The good news for industry is that 83 percent of the fiscal 2005 federal budget for information technology, or $50.5 billion, will go to government contractors.
The bad news is that federal IT budgets are expected to grow only slightly from 2005 to 2010.
The overall government IT market will grow 3.6 percent annually from fiscal 2005 to fiscal 2010, according to the Government Electronics and Information Technology Association's annual forecast for the federal IT market.
The Arlington, Va., trade group expects the government's overall anticipated IT budget of $60.8 billion in fiscal 2005 to reach $72.9 billion in current dollars by fiscal 2010. Information technology accounts for more than 7 percent of the federal government's total discretionary budget, GEIA said.
The total growth rate is lower than last year's annual growth forecast of 4.1 percent, primarily because the growing federal deficit is squeezing discretionary budgets, GEIA said.
Spending by defense agencies on IT products and services will grow about 4.4 percent annually, compared to 2.9 percent for civilian agencies.
GEIA based its forecast on interviews with senior officials and decision-makers from defense and civil agencies, oversight agencies, Congress, the administration and investment firms. The trade association presented its annual forecast for the federal IT and defense marketplaces Oct. 12-14 in Vienna, Va.
GEIA forecasts that civilian agencies will spend about $32.1 billion on IT in 2005. Most of the growth during the five-year period will come from the Homeland Security and Health and Human Services departments.
DHS' IT budget will stand at $4.4 billion in fiscal 2005 and increase at a 3.5 percent annual growth rate to more than $5 billion in fiscal 2010. The war on terror is perhaps the most important component in spending growth for DHS, with many funds directed to border patrol surveillance and sensor technologies, aviation security, radiation and explosion detection technologies, and cargo security screening.
HHS' IT budget is expected to grow from $5.1 billion in fiscal 2005 to $6.1 billion in fiscal 2010. Growth will be spurred by the department's efforts to consolidate its IT functions as directed by the President's Management Agenda. Also, the decentralization of HHS' agencies has created needs to make information available via data warehouses, knowledge management systems, decision support systems and customer relationship management solutions.
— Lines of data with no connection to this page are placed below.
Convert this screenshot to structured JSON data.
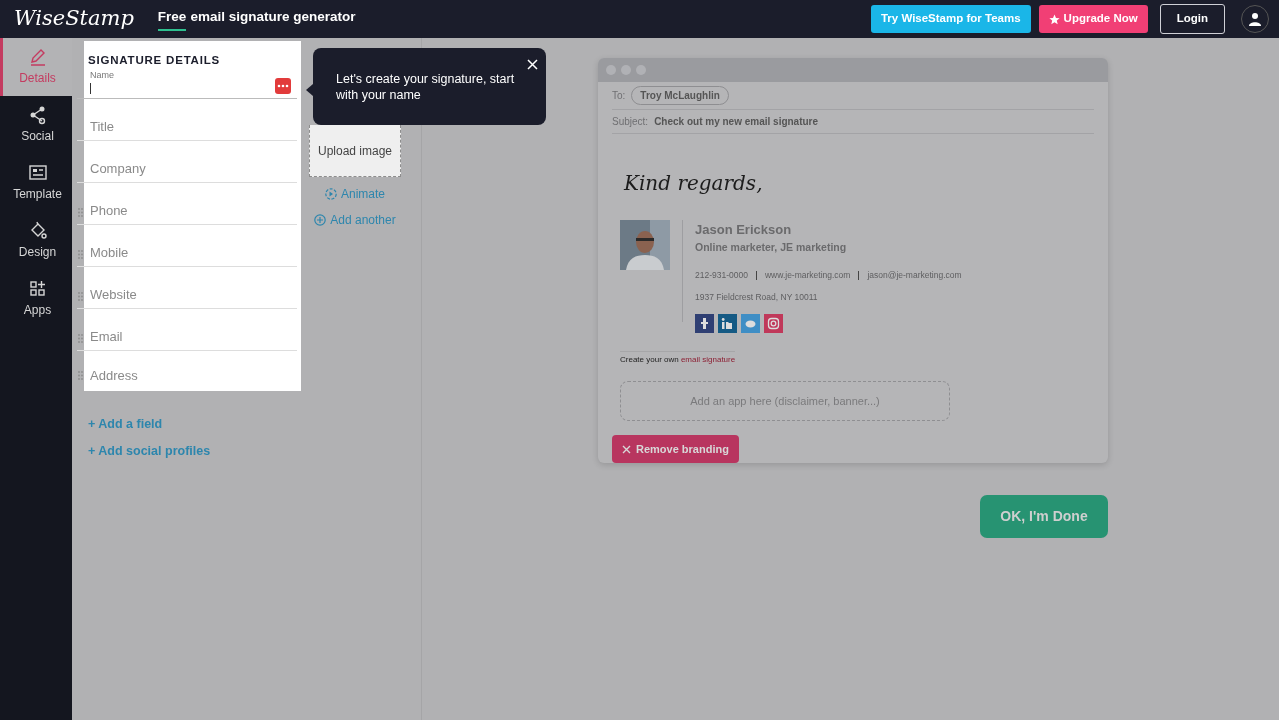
{
  "navbar": {
    "logo": "WiseStamp",
    "title_highlight": "Free",
    "title_rest": "email signature generator",
    "buttons": [
      {
        "label": "Try WiseStamp for Teams",
        "kind": "teams"
      },
      {
        "label": "Upgrade Now",
        "kind": "upgrade"
      },
      {
        "label": "Login",
        "kind": "login"
      }
    ]
  },
  "sidebar": {
    "items": [
      {
        "label": "Details",
        "selected": true
      },
      {
        "label": "Social",
        "selected": false
      },
      {
        "label": "Template",
        "selected": false
      },
      {
        "label": "Design",
        "selected": false
      },
      {
        "label": "Apps",
        "selected": false
      }
    ]
  },
  "details": {
    "heading": "SIGNATURE DETAILS",
    "fields": [
      {
        "label": "Name",
        "focused": true,
        "draggable": false
      },
      {
        "placeholder": "Title",
        "focused": false,
        "draggable": false
      },
      {
        "placeholder": "Company",
        "focused": false,
        "draggable": false
      },
      {
        "placeholder": "Phone",
        "focused": false,
        "draggable": true
      },
      {
        "placeholder": "Mobile",
        "focused": false,
        "draggable": true
      },
      {
        "placeholder": "Website",
        "focused": false,
        "draggable": true
      },
      {
        "placeholder": "Email",
        "focused": false,
        "draggable": true
      },
      {
        "placeholder": "Address",
        "focused": false,
        "draggable": true
      }
    ],
    "links": [
      "+ Add a field",
      "+ Add social profiles"
    ]
  },
  "image": {
    "label": "Upload image",
    "links": [
      {
        "label": "Animate",
        "kind": "animate"
      },
      {
        "label": "Add another",
        "kind": "add"
      }
    ]
  },
  "tooltip": {
    "text": "Let's create your signature, start with your name"
  },
  "preview": {
    "to_label": "To:",
    "to": "Troy McLaughlin",
    "subject_label": "Subject:",
    "subject": "Check out my new email signature",
    "closing": "Kind regards,",
    "signature": {
      "name": "Jason Erickson",
      "title": "Online marketer, JE marketing",
      "phone": "212-931-0000",
      "website": "www.je-marketing.com",
      "email": "jason@je-marketing.com",
      "address": "1937 Fieldcrest Road, NY 10011",
      "socials": [
        {
          "kind": "facebook",
          "color": "#2f3f73"
        },
        {
          "kind": "linkedin",
          "color": "#155a84"
        },
        {
          "kind": "twitter",
          "color": "#3f8ec5"
        },
        {
          "kind": "instagram",
          "color": "#c0385a"
        }
      ]
    },
    "branding_text": "Create your own",
    "branding_link": "email signature",
    "app_placeholder": "Add an app here (disclaimer, banner...)",
    "remove_button": "Remove branding"
  },
  "done_button": "OK, I'm Done"
}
The Office of Management and Budget plays a strong role in shaping IT programs and bringing them into alignment with the President's Management Agenda, said John Williams of Northrop Grumman Corp. He chaired the civilian agency committee for GEIA's forecast. In determining funding levels, OMB is emphasizing infrastructure security and the need for agencies to write "business cases" to justify new and existing programs.
Another member of GEIA's civilian agency committee, Mary Freeman of Verizon Communications Inc. of New York, said GEIA had less data for civilian agencies than in years past because the President's Management Budget gave discretionary budgets through fiscal 2005 only.
"They probably didn't want us to see the depths of the cuts that some of the civil agencies would have going forward," she said.
GEIA forecasters said agencies will be buying software and solutions that provide more storage and processing. Agencies also need wireless technologies, broadband and voice over Internet protocol services, and secure infrastructure protection.
The defense IT budget of about $28 billion in fiscal 2005 will grow to $35.6 billion by fiscal 2010, GEIA said. The global war on terror and infrastructure upgrade will drive much of that growth.
The 4.4 percent growth rate in DOD IT spending is a decrease from the 6.4 percent growth from fiscal 2000 to fiscal 2005, according to GEIA's forecast.
The total IT budget for defense fiscal 2005 will consist of $9.9 billion for defense agencies, $6.3 billion for the Air Force, $5.4 billion for the Army and $5.8 billion for the Navy.
GEIA's prediction is predicated on U.S. troop withdrawal from Afghanistan and Iraq in fiscal 2008 with concurrent drop in overall costs, the country will not deal with any additional conflicts, and eventually fewer troops will be stationed abroad.
Jim Wrightson of Lockheed Martin Corp., who was a member of the defense conference team, said the forecast was "surrounded by uncertainty" that is reflected in the predicted dollar swing of as much as $1.5 trillion in either direction, depending on how much the government spends on defense from 2005 to 2015.
"The baseline forecast is not going to be enough to describe the future," Wrightson said. "We recognize we need to deal with relative uncertainty" based on different national security threat types and levels.
Staff Writer Roseanne Gerin can be reached at firstname.lastname@example.org.